Holmes office states that the cyclist was approaching the intersection of 29th Ave and East Jefferson St when Etherly allegedly hit her from behind in his 1996 Chevrolet van. Etherly reportedly stopped, got out of his van and checked on the victim, who asked him to call the police. Instead, Etherly allegedly got back into his van and left the scene without providing his name or insurance information.
Minutes later, Seattle police spotted the suspect's van and pulled into a parking lot to question its driver, Etherly. That's when the confrontation "immediately escalated into violence," according to Etherly's lawyer, James Egan. (Here's dash-cam video of the confrontation.) The police department's Office of Professional Accountability has launched an internal investigation into the responding officers' actions.
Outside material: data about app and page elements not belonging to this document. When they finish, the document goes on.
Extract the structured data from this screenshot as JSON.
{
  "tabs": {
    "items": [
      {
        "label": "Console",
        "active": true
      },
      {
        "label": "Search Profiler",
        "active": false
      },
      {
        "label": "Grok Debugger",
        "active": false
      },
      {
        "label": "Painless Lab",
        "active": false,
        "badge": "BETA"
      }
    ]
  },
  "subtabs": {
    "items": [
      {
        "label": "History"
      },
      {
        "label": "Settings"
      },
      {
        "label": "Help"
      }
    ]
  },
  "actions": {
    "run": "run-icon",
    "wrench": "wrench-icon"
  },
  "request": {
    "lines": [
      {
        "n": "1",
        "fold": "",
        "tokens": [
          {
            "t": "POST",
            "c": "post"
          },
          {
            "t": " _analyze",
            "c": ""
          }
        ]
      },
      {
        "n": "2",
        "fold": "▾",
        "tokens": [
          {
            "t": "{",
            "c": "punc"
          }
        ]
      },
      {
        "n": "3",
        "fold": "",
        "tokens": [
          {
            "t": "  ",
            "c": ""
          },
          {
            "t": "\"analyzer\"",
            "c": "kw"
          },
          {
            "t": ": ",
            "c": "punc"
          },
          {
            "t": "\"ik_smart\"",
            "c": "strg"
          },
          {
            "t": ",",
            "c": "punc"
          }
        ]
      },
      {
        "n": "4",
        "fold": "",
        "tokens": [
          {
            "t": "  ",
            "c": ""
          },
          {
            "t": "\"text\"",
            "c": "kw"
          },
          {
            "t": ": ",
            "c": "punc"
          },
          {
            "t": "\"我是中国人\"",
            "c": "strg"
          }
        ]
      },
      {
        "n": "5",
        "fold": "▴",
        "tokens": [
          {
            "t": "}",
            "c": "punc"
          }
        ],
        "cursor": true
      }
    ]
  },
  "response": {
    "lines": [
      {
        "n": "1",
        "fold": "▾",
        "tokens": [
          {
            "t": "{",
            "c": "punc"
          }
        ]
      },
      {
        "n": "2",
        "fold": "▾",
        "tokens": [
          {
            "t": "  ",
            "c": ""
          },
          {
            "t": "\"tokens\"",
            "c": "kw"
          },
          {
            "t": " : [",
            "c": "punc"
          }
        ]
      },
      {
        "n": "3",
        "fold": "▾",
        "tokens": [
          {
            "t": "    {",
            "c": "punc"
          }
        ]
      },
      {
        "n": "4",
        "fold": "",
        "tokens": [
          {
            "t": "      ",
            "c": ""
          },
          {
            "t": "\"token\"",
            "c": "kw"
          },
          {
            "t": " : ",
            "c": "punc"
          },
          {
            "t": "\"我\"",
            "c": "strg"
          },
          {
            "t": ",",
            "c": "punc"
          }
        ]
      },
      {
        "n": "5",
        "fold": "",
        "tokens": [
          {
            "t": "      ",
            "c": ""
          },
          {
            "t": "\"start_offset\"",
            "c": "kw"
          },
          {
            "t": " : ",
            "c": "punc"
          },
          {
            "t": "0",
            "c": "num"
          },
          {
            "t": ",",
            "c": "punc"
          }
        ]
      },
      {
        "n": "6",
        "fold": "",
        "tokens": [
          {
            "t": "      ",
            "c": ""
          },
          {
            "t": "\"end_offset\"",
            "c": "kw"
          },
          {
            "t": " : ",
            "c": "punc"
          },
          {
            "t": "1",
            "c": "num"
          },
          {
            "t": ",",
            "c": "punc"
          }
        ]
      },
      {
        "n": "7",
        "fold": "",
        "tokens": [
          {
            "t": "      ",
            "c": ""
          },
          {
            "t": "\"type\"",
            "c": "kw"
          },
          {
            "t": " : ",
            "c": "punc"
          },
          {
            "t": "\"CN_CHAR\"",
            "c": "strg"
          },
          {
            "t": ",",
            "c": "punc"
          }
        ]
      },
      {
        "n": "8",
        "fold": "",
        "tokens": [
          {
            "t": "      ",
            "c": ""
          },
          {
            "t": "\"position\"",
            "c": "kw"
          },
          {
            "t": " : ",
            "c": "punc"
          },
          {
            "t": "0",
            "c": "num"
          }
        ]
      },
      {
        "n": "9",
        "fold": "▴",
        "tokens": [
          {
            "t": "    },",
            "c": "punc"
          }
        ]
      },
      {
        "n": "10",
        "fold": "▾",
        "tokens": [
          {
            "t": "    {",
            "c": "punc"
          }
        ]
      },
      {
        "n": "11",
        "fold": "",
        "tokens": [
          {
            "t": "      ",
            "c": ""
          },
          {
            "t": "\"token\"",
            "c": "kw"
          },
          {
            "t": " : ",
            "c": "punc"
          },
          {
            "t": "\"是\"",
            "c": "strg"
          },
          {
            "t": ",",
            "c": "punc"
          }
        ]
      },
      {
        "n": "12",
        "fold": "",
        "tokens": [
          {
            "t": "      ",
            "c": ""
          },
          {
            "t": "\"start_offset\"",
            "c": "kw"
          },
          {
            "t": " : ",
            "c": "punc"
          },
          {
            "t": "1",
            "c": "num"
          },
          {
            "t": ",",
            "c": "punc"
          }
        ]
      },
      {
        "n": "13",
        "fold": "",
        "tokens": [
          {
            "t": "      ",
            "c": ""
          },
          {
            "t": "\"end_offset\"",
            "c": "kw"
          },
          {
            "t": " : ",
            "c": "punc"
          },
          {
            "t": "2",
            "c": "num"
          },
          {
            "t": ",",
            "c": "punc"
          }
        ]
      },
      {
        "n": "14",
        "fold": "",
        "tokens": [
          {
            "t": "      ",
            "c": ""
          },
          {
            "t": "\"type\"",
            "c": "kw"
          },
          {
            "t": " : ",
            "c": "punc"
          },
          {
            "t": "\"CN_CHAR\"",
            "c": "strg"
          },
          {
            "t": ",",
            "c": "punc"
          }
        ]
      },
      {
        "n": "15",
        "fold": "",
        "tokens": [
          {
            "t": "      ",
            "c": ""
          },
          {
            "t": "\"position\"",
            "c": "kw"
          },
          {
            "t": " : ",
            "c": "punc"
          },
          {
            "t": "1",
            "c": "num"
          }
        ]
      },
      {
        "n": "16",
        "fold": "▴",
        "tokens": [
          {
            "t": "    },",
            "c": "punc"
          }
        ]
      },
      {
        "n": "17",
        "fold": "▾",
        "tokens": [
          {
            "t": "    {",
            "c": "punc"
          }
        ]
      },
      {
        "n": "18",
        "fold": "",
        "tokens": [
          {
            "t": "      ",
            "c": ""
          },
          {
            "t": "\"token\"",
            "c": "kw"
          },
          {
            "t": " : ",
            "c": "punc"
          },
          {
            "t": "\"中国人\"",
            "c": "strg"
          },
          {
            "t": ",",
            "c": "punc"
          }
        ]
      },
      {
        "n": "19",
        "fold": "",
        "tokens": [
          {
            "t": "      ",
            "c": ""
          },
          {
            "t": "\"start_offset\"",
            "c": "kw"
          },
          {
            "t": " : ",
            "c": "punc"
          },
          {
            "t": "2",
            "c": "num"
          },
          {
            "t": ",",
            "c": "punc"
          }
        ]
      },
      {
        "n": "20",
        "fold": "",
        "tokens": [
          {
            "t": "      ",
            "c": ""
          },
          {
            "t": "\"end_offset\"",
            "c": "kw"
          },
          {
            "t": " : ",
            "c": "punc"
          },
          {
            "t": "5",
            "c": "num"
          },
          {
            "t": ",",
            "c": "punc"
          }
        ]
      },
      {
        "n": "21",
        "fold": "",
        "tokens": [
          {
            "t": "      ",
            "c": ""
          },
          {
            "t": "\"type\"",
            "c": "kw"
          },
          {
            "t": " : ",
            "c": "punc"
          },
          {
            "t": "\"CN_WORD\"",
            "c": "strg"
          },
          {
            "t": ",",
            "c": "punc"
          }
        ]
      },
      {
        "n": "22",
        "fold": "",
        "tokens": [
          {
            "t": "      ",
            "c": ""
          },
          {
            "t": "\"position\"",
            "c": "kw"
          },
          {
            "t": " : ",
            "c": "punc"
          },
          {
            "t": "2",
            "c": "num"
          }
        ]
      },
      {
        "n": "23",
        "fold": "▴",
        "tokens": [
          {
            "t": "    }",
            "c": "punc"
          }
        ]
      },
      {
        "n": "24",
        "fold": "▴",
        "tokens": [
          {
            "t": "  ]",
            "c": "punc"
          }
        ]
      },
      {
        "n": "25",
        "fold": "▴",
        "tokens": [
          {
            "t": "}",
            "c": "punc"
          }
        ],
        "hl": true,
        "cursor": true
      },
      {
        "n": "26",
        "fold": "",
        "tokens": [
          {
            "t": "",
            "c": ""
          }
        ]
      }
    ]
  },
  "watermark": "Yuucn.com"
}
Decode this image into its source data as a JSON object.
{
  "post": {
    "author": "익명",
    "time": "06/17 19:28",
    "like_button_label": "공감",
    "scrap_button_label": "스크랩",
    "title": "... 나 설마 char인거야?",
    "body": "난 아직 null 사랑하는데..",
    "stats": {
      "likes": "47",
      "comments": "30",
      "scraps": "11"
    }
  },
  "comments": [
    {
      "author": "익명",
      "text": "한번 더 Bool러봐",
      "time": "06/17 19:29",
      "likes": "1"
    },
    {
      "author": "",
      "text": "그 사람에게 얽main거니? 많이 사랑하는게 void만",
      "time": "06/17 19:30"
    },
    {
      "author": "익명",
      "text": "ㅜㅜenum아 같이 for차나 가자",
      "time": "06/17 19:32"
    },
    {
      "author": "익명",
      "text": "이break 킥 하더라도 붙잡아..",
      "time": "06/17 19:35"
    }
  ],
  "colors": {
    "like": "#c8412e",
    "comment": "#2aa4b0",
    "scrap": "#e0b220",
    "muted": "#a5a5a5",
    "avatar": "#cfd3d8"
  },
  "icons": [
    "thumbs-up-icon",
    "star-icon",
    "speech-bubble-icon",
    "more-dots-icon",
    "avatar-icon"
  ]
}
The city initially charged Etherly with hit-and-run for striking the cyclist, along with misdemeanor assault for allegedly spitting on officers during their "questioning." Those misdemeanor charges were later dropped at the request of a SPD detective, who wanted the King County Prosecutor’s Office to consider felony charges against Etherly. The county declined, at which point the City’s Criminal Division began to re-investigate the case.
Holmes's office says assault charge against Etherly was not refiled because, upon further investigation, they didn't believe a jury would return a guilty verdict against Etherly.